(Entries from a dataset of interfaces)
☆ ☆ ☆ ☆
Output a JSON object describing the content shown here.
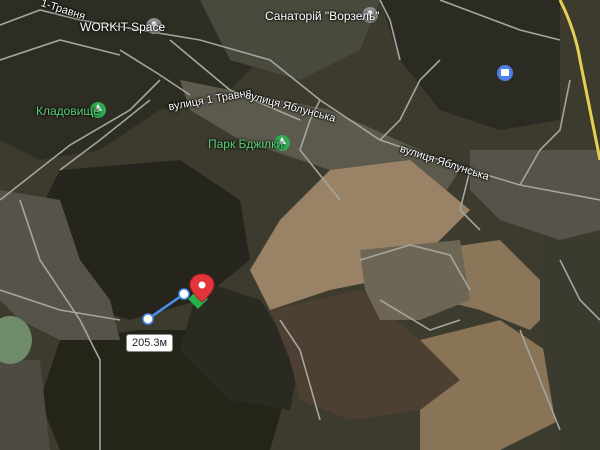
{
  "map": {
    "colors": {
      "forest": "#2b2a22",
      "field_light": "#8e7b60",
      "field_dark": "#4b3e32",
      "road": "#9a9a9a",
      "village": "#6b6a5d",
      "poi_green": "#5ad17a",
      "poi_grey": "#8c8c8c",
      "poi_blue": "#4f7fe8",
      "marker_red": "#e3353b",
      "marker_green": "#26b34a",
      "measure_line": "#4a8ff0"
    },
    "labels": {
      "street_1_travnia_top": "1-Травня",
      "street_1_travnia_mid": "вулиця 1 Травня",
      "street_yablunska_left": "вулиця Яблунська",
      "street_yablunska_right": "вулиця Яблунська",
      "workit": "WORKIT Space",
      "sanatorium": "Санаторій \"Ворзель\"",
      "cemetery": "Кладовище",
      "park": "Парк Бджілки"
    },
    "icons": {
      "workit": "grey-location-pin-icon",
      "sanatorium": "grey-location-pin-icon",
      "cemetery": "green-tree-pin-icon",
      "park": "green-tree-pin-icon",
      "bus": "blue-bus-stop-icon",
      "selected": "red-map-pin-icon"
    },
    "measure": {
      "distance_label": "205.3м",
      "distance_m": 205.3
    }
  }
}
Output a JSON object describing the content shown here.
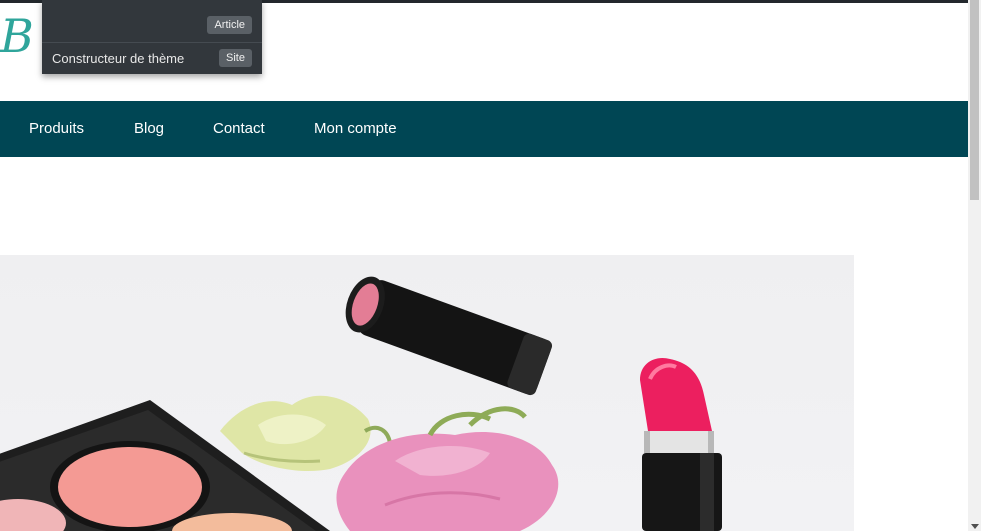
{
  "admin_menu": {
    "items": [
      {
        "label": "",
        "badge": "Article"
      },
      {
        "label": "Constructeur de thème",
        "badge": "Site"
      }
    ]
  },
  "nav": {
    "items": [
      "Produits",
      "Blog",
      "Contact",
      "Mon compte"
    ]
  },
  "colors": {
    "nav_background": "#004654",
    "logo_teal": "#2fa59b",
    "admin_dark": "#32373c"
  }
}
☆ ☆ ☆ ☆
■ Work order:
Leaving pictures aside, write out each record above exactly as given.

■ Task answer:
Output a JSON object describing the content shown here.
{
  "map": {
    "colors": {
      "forest": "#2b2a22",
      "field_light": "#8e7b60",
      "field_dark": "#4b3e32",
      "road": "#9a9a9a",
      "village": "#6b6a5d",
      "poi_green": "#5ad17a",
      "poi_grey": "#8c8c8c",
      "poi_blue": "#4f7fe8",
      "marker_red": "#e3353b",
      "marker_green": "#26b34a",
      "measure_line": "#4a8ff0"
    },
    "labels": {
      "street_1_travnia_top": "1-Травня",
      "street_1_travnia_mid": "вулиця 1 Травня",
      "street_yablunska_left": "вулиця Яблунська",
      "street_yablunska_right": "вулиця Яблунська",
      "workit": "WORKIT Space",
      "sanatorium": "Санаторій \"Ворзель\"",
      "cemetery": "Кладовище",
      "park": "Парк Бджілки"
    },
    "icons": {
      "workit": "grey-location-pin-icon",
      "sanatorium": "grey-location-pin-icon",
      "cemetery": "green-tree-pin-icon",
      "park": "green-tree-pin-icon",
      "bus": "blue-bus-stop-icon",
      "selected": "red-map-pin-icon"
    },
    "measure": {
      "distance_label": "205.3м",
      "distance_m": 205.3
    }
  }
}
Output a JSON object describing the content shown here.
{
  "admin_menu": {
    "items": [
      {
        "label": "",
        "badge": "Article"
      },
      {
        "label": "Constructeur de thème",
        "badge": "Site"
      }
    ]
  },
  "nav": {
    "items": [
      "Produits",
      "Blog",
      "Contact",
      "Mon compte"
    ]
  },
  "colors": {
    "nav_background": "#004654",
    "logo_teal": "#2fa59b",
    "admin_dark": "#32373c"
  }
}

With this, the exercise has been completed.